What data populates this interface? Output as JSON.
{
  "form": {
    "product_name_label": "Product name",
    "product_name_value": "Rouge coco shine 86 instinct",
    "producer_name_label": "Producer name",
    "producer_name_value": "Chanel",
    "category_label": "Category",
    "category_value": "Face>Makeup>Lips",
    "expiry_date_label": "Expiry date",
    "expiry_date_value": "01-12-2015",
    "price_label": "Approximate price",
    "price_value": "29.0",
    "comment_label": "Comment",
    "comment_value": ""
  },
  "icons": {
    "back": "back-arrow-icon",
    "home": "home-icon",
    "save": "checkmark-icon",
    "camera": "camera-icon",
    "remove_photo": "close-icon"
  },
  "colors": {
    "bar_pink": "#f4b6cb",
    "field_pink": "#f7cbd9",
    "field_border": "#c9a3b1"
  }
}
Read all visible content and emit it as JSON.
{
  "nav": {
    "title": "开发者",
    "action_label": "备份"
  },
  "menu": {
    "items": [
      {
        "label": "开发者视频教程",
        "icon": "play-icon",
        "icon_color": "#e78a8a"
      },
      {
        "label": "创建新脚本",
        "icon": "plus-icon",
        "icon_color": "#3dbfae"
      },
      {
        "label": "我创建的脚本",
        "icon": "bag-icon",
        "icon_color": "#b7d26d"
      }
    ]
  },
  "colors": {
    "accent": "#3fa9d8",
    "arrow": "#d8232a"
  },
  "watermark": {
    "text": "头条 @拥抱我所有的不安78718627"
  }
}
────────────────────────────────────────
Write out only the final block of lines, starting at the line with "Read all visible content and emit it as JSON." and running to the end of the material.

Read all visible content and emit it as JSON.
{
  "nav": {
    "title": "开发者",
    "action_label": "备份"
  },
  "menu": {
    "items": [
      {
        "label": "开发者视频教程",
        "icon": "play-icon",
        "icon_color": "#e78a8a"
      },
      {
        "label": "创建新脚本",
        "icon": "plus-icon",
        "icon_color": "#3dbfae"
      },
      {
        "label": "我创建的脚本",
        "icon": "bag-icon",
        "icon_color": "#b7d26d"
      }
    ]
  },
  "colors": {
    "accent": "#3fa9d8",
    "arrow": "#d8232a"
  },
  "watermark": {
    "text": "头条 @拥抱我所有的不安78718627"
  }
}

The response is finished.